Estimating your water needs is important if you are considering installing a rainwater harvesting system for your home. A quick look at your water usage (and the demand for it) provides a clear answer as to whether or not a rainwater harvesting system is right for you. However, from a practical perspective, I don’t know why you wouldn’t harvest rainwater. We all think of the obvious when we think of our water usage, but let’s look a little farther. As you read this article you will notice a few, “Oh, yeah” moments of things that didn’t come to mind to consider when determining your water needs.
First, we need to determine the average use of your home. This is easily done by analyzing your water bill for a concise answer. However, this chart from the government gives you averages from across the country if that helps.
Unless you are living off-grid, you are probably going to harvest rainwater for things like:
- Irrigation for the lawn, gardens, and pond,
- Washing the car,

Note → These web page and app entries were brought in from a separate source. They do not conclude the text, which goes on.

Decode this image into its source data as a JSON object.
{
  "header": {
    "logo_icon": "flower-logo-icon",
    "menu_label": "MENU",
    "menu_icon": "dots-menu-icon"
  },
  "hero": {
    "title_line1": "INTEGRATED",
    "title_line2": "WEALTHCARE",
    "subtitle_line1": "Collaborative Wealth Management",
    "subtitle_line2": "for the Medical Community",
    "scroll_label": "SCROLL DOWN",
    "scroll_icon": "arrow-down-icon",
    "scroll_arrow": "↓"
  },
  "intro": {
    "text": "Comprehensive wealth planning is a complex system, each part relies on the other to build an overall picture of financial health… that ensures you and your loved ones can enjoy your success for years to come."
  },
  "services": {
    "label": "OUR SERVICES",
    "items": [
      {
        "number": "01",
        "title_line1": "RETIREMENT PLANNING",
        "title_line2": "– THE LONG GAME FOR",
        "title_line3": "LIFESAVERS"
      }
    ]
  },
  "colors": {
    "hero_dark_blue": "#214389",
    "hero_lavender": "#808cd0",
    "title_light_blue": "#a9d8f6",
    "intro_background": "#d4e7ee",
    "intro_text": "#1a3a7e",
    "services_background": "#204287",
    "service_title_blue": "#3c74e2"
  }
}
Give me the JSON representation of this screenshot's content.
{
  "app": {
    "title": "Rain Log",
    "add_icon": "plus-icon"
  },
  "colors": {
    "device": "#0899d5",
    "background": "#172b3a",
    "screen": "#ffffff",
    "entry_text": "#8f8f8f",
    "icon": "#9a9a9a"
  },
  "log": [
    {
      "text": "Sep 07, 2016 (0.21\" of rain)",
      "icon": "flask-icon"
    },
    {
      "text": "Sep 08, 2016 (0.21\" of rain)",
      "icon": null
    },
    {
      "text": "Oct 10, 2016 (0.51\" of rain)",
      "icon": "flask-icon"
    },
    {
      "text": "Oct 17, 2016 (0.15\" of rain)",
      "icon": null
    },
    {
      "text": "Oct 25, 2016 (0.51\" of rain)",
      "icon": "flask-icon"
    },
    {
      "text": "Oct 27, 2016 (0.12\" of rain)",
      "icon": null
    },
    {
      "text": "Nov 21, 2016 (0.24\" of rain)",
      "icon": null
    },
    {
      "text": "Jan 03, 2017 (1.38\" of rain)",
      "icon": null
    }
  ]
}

- Cleaning the deck and walk ways,
- Washing the windows,
- Bathing the dog
And perhaps recreationally:
- Such as keeping the hot tub or pool topped off this summer.
- Maybe even a garden shower to rinse off after working in the yard or before getting into the pool.
A rainwater harvesting system is a one-time investment
that will obviously pay for itself quickly
by reducing your monthly water bill.
Cost of Equipment and Upkeep
Let’s look at the cost of a simple rainwater collection system, as well as necessary upkeep. Let’s keep this simple and you can progress from there. The first step that I would recommend would be 50 gallon rain barrels at the bottom of each of your downspouts. I have included links here to the type of items that we use so that you can see what I’m talking about and see what other people that have purchased the item have to say. You get a better idea for making your own decision.
If you live in an area that is prone to periods of drought, a harvesting system can help. In fact, if you are experiencing water shortages in your area, using rainwater could be one of the best decisions you will ever make. In addition to the uses we’ve named, you can harvest rainwater and purify it easily for drinking should the need arise.
Now that you know a little bit more about rainwater harvesting and estimating your water needs, it’s time to make an informed decision. It is a minimal and very logical investment for people who are:
- Tired of high water costs,
- Living in areas experiencing drought and shortages
- More environmentally conscious
Quite honestly, harvesting rainwater is a win-win situation for everyone.